"We are trying our very best to get this thing under control and get a grasp on it," said Commissioner Danny Young, who is part of a subcommittee investigating what led to a massive ballot shortage during November's general election.
He said he's interviewed six election staffers and managers and believes investigators are a shade away from determining what happened and why.
"There had been some confusion, and formulas that weren't right," he said, reiterating what's been revealed in recent months.
As for whether Chief Elections Officer Scott Nago will lose his job, Young said it's premature at this point.
"Definitely, there were things that were wrong and we will take care of it," he said.
Young said commissioners were surprised to learn Nago was holding two jobs during the general election as Chief Elections Officer and Ballot Counting Section Head, which is a position he held before getting the top job.
"I didn't have a person at the time that could get up to speed in time to do that as well. It's not just as easy as throwing somebody in there to replace them. You want them to have experience," said Nago.
Commissioners plan to release their final report and recommendations at their next meeting, with some advice for themselves.
"We're going to have to come out with new standard operating procedures. I think we need to, maybe even come up with a guide book.
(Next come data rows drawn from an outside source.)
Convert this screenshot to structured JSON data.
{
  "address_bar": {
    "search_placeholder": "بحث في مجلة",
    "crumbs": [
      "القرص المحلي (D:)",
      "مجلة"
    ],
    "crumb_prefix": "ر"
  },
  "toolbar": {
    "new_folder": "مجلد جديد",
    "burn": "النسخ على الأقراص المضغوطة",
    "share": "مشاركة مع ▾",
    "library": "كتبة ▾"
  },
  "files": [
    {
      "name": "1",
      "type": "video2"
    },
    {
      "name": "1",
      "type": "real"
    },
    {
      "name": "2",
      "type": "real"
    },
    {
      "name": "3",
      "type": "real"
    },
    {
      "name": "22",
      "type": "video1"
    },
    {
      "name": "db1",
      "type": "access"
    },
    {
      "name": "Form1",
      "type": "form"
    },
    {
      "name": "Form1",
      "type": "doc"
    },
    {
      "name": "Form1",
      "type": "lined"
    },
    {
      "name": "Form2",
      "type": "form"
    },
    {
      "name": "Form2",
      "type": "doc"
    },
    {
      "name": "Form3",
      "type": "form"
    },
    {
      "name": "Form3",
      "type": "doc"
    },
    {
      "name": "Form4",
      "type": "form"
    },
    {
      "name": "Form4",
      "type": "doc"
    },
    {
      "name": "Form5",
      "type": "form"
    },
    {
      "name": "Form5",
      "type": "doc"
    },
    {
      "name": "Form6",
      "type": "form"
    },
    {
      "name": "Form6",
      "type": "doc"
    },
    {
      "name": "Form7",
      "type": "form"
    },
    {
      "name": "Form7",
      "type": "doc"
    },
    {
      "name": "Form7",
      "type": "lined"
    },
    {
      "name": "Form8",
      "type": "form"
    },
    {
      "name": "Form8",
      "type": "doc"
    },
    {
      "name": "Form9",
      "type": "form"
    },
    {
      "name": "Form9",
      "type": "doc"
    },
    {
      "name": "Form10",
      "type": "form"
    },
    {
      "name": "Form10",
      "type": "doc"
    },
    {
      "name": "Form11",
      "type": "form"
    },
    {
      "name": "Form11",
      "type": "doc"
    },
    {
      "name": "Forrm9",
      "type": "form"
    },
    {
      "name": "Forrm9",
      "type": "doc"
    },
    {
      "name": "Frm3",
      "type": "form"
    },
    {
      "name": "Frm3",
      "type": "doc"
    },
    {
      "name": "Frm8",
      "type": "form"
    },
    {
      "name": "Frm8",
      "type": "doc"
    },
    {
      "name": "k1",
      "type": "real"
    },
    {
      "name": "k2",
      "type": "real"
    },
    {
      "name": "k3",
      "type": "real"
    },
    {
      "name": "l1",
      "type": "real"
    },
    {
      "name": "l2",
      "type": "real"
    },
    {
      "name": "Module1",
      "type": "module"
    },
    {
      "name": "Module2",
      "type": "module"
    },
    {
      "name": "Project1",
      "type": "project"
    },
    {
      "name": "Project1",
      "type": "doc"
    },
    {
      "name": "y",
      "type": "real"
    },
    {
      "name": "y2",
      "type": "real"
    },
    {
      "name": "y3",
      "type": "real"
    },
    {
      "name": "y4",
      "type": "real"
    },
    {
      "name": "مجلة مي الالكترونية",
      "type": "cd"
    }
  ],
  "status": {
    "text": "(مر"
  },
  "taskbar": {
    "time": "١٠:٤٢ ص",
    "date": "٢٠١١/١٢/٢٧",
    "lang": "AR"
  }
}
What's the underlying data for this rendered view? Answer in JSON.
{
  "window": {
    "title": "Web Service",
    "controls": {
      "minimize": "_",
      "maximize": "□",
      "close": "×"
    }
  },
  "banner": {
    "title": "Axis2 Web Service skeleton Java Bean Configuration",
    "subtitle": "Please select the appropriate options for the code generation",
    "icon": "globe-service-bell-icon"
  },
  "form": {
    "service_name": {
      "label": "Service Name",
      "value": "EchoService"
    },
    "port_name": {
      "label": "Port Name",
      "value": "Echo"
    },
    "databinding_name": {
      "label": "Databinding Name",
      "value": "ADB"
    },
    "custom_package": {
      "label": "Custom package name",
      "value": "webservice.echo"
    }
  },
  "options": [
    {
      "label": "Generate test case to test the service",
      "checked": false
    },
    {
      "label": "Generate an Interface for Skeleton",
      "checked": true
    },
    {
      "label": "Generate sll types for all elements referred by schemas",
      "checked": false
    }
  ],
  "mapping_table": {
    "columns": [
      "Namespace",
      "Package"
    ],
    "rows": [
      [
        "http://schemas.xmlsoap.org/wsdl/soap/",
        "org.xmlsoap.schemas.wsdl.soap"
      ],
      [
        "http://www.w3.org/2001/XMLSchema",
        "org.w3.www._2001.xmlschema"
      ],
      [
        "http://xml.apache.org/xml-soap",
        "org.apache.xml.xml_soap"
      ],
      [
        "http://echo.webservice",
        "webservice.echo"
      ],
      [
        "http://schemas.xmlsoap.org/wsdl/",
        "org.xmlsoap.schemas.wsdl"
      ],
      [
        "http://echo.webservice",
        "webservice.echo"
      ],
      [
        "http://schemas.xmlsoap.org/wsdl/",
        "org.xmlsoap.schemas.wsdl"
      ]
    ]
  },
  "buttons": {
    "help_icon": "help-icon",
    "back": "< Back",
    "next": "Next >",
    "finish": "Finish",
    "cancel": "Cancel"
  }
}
I think the commission has to do something to better monitor the elections office," said Young.
The commission plans to meet again sometime during the second week of January.
They will present their recommendations to lawmakers during the next legislative session.
Nago said they're also working getting an online voter registration system up to speed by 2016.